Recently, my AirPort network hit a major snag. While my main Base Station continued to function properly, AirPort Utility (on my Mac and iPad) indicated that my three subsidiary AirPort devices had dropped off the network (see image above). Selecting any of the devices in the bottom row resulted in a “Device not found” error. Confirming that these AirPort devices were indeed MIA, none of my wireless devices (iPhone, iPad, MacBook Pro) would connect to them. The situation with AirPort Utility on my iPhone was even more disturbing: no AirPort devices showed up at all!
Huh? Everything had been working fine for months. I had made no changes to the AirPort hardware or settings. Why this sudden and unexpected collapse?

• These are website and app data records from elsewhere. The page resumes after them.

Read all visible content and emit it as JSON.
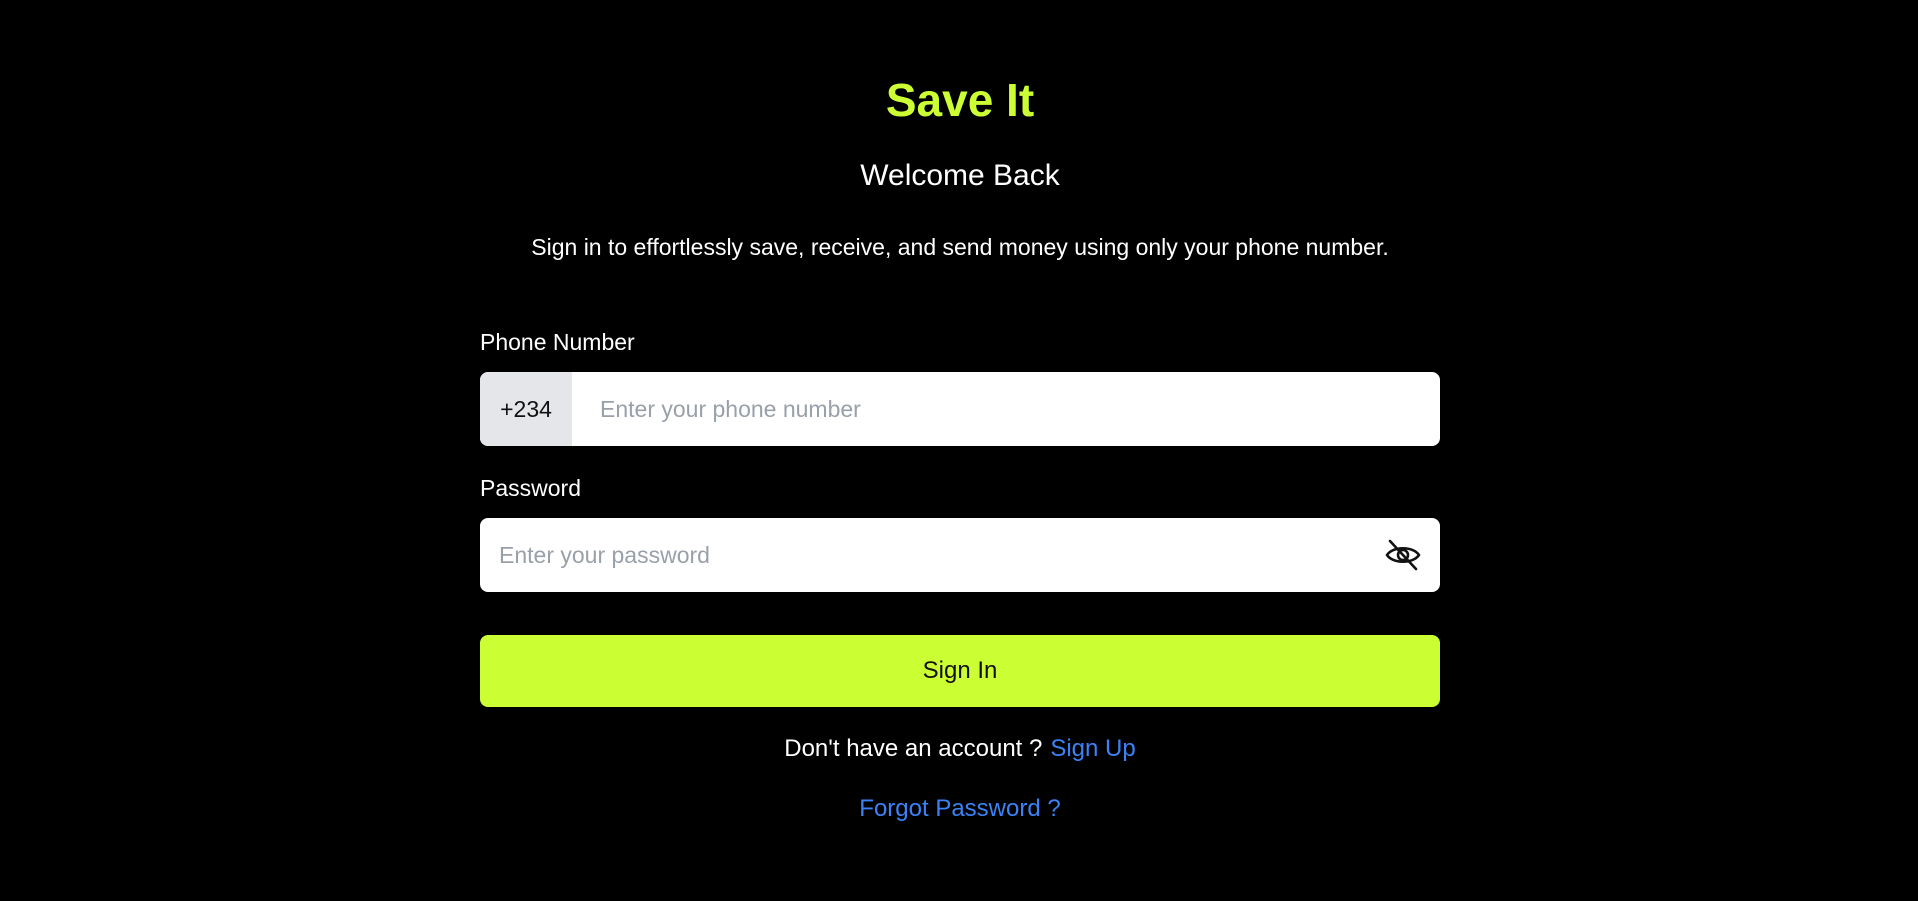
{
  "brand": {
    "name": "Save It",
    "accent_color": "#ccff33"
  },
  "header": {
    "title": "Welcome Back",
    "subtitle": "Sign in to effortlessly save, receive, and send money using only your phone number."
  },
  "form": {
    "phone": {
      "label": "Phone Number",
      "country_code": "+234",
      "placeholder": "Enter your phone number",
      "value": ""
    },
    "password": {
      "label": "Password",
      "placeholder": "Enter your password",
      "value": "",
      "toggle_icon": "eye-slash-icon"
    },
    "submit_label": "Sign In"
  },
  "footer": {
    "signup_prompt": "Don't have an account ?",
    "signup_link": "Sign Up",
    "forgot_link": "Forgot Password ?",
    "link_color": "#3b82f6"
  }
}
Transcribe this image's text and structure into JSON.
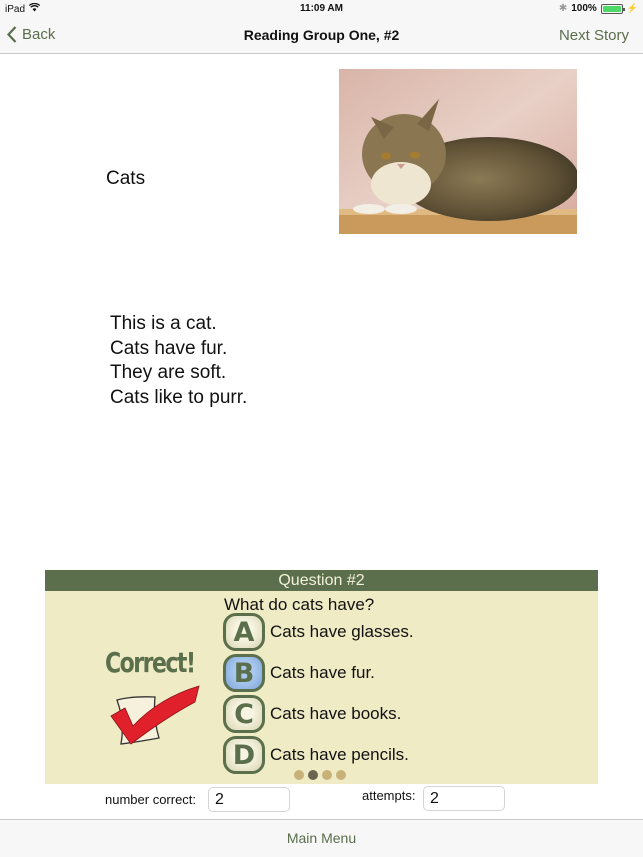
{
  "status_bar": {
    "device": "iPad",
    "time": "11:09 AM",
    "battery_percent": "100%",
    "battery_level": 1.0
  },
  "nav": {
    "back_label": "Back",
    "title": "Reading Group One, #2",
    "next_label": "Next Story"
  },
  "story": {
    "title": "Cats",
    "image_alt": "tabby cat lying on a wooden board",
    "lines": [
      "This is a cat.",
      "Cats have fur.",
      "They are soft.",
      "Cats like to purr."
    ]
  },
  "quiz": {
    "header": "Question #2",
    "question": "What do cats have?",
    "feedback": "Correct!",
    "answers": [
      {
        "letter": "A",
        "text": "Cats have glasses.",
        "selected": false
      },
      {
        "letter": "B",
        "text": "Cats have fur.",
        "selected": true
      },
      {
        "letter": "C",
        "text": "Cats have books.",
        "selected": false
      },
      {
        "letter": "D",
        "text": "Cats have pencils.",
        "selected": false
      }
    ],
    "page_count": 4,
    "current_page": 2
  },
  "score": {
    "correct_label": "number correct:",
    "correct_value": "2",
    "attempts_label": "attempts:",
    "attempts_value": "2"
  },
  "bottom": {
    "main_menu_label": "Main Menu"
  },
  "colors": {
    "accent_green": "#5b6f4d",
    "quiz_background": "#efebc5",
    "selected_blue": "#7ea6d8",
    "check_red": "#e0202a",
    "battery_green": "#4cd964"
  }
}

One possibility focused on AirPort Utility itself. I had recently updated the application to version 6.3, the version needed to accommodate the new Base Stations with 802.11ac support. However, a software bug seemed more likely to precipitate only a communication failure between AirPort Utility and the AirPort devices, rather than an actual removal of the devices from the network.
In any case, a search of the web revealed numerous confirmations of networking problems first appearing after updating to AirPort Utility 6.3. The initial posting of one thread sounded exactly like an instance of my “Device not found” error. More generally, reported problems centered on various failures of AirPort Utility to access AirPort Base Stations.
1. Go to Network System Preferences on your Mac.
2. Select your active network service (e.g., Wi-Fi or Ethernet) and click the Advanced button.
3. Click the TCP/IP tab.
4. Choose the “Link-local only” option from the Configure IPv6 pop-up menu and click OK.
To fix similar problems with AirPort Utility on iOS devices, Apple’s advice is simpler: Just power down the device and turn it back on.
Unfortunately, I discovered all of this only after I had already made my own attempts to fix the problem. I wound up resetting all four of my AirPort devices and re-entering all their settings. This made for a long and frustrating evening, but eventually I got the entire network working again. As it turned out, my fix did not require any change to the Configure IPv6 setting; it remains set to “Automatically.” This was not a big surprise, as I suspect my problem went beyond what the IPv6 setting addresses.
For my iPhone, Apple’s recommendation to power down the device was what was needed to get its AirPort Utility back on track. After a restart, all my devices were again listed on the phone.
If you are experiencing AirPort problems similar to what I’ve described here, take heart. Your hardware almost certainly does not need any repair or replacement. Based on what I’ve read online and my own experience, at least one of the suggested fixes should remedy your situation.